Element data from apps and pages

——————————

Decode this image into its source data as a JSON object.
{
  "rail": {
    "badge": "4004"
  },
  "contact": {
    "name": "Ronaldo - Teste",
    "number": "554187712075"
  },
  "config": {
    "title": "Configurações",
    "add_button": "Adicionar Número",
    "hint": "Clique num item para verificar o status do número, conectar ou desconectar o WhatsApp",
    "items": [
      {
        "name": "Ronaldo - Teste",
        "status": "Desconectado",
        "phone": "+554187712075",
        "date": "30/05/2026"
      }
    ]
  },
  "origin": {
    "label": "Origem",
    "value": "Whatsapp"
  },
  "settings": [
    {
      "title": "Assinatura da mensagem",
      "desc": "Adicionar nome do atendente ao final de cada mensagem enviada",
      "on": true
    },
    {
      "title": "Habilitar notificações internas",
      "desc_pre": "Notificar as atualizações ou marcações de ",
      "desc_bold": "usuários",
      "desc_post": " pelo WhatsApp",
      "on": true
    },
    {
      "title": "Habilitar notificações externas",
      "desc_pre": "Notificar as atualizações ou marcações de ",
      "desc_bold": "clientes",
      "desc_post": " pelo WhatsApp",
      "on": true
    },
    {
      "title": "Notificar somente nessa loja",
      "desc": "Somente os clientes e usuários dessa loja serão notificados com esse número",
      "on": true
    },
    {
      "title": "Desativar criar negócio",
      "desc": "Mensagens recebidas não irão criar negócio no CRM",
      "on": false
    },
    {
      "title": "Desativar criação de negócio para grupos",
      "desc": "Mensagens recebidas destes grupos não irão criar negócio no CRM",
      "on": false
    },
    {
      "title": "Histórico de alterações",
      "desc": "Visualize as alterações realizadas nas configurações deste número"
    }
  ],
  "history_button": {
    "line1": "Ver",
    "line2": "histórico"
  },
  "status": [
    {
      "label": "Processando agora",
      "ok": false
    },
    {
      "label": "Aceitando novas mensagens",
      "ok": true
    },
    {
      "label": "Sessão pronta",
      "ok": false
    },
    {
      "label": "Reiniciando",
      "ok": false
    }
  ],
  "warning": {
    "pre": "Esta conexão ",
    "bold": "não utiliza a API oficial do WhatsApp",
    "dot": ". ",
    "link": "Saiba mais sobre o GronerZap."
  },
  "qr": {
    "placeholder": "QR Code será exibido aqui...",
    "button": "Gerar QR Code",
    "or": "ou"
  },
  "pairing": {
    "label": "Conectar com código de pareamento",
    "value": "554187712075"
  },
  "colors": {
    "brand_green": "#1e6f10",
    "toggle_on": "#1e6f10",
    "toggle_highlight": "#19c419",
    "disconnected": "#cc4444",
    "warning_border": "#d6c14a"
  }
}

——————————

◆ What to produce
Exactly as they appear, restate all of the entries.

◆ Expected output
Decode this image into its source data as a JSON object.
{
  "rail": {
    "badge": "4004"
  },
  "contact": {
    "name": "Ronaldo - Teste",
    "number": "554187712075"
  },
  "config": {
    "title": "Configurações",
    "add_button": "Adicionar Número",
    "hint": "Clique num item para verificar o status do número, conectar ou desconectar o WhatsApp",
    "items": [
      {
        "name": "Ronaldo - Teste",
        "status": "Desconectado",
        "phone": "+554187712075",
        "date": "30/05/2026"
      }
    ]
  },
  "origin": {
    "label": "Origem",
    "value": "Whatsapp"
  },
  "settings": [
    {
      "title": "Assinatura da mensagem",
      "desc": "Adicionar nome do atendente ao final de cada mensagem enviada",
      "on": true
    },
    {
      "title": "Habilitar notificações internas",
      "desc_pre": "Notificar as atualizações ou marcações de ",
      "desc_bold": "usuários",
      "desc_post": " pelo WhatsApp",
      "on": true
    },
    {
      "title": "Habilitar notificações externas",
      "desc_pre": "Notificar as atualizações ou marcações de ",
      "desc_bold": "clientes",
      "desc_post": " pelo WhatsApp",
      "on": true
    },
    {
      "title": "Notificar somente nessa loja",
      "desc": "Somente os clientes e usuários dessa loja serão notificados com esse número",
      "on": true
    },
    {
      "title": "Desativar criar negócio",
      "desc": "Mensagens recebidas não irão criar negócio no CRM",
      "on": false
    },
    {
      "title": "Desativar criação de negócio para grupos",
      "desc": "Mensagens recebidas destes grupos não irão criar negócio no CRM",
      "on": false
    },
    {
      "title": "Histórico de alterações",
      "desc": "Visualize as alterações realizadas nas configurações deste número"
    }
  ],
  "history_button": {
    "line1": "Ver",
    "line2": "histórico"
  },
  "status": [
    {
      "label": "Processando agora",
      "ok": false
    },
    {
      "label": "Aceitando novas mensagens",
      "ok": true
    },
    {
      "label": "Sessão pronta",
      "ok": false
    },
    {
      "label": "Reiniciando",
      "ok": false
    }
  ],
  "warning": {
    "pre": "Esta conexão ",
    "bold": "não utiliza a API oficial do WhatsApp",
    "dot": ". ",
    "link": "Saiba mais sobre o GronerZap."
  },
  "qr": {
    "placeholder": "QR Code será exibido aqui...",
    "button": "Gerar QR Code",
    "or": "ou"
  },
  "pairing": {
    "label": "Conectar com código de pareamento",
    "value": "554187712075"
  },
  "colors": {
    "brand_green": "#1e6f10",
    "toggle_on": "#1e6f10",
    "toggle_highlight": "#19c419",
    "disconnected": "#cc4444",
    "warning_border": "#d6c14a"
  }
}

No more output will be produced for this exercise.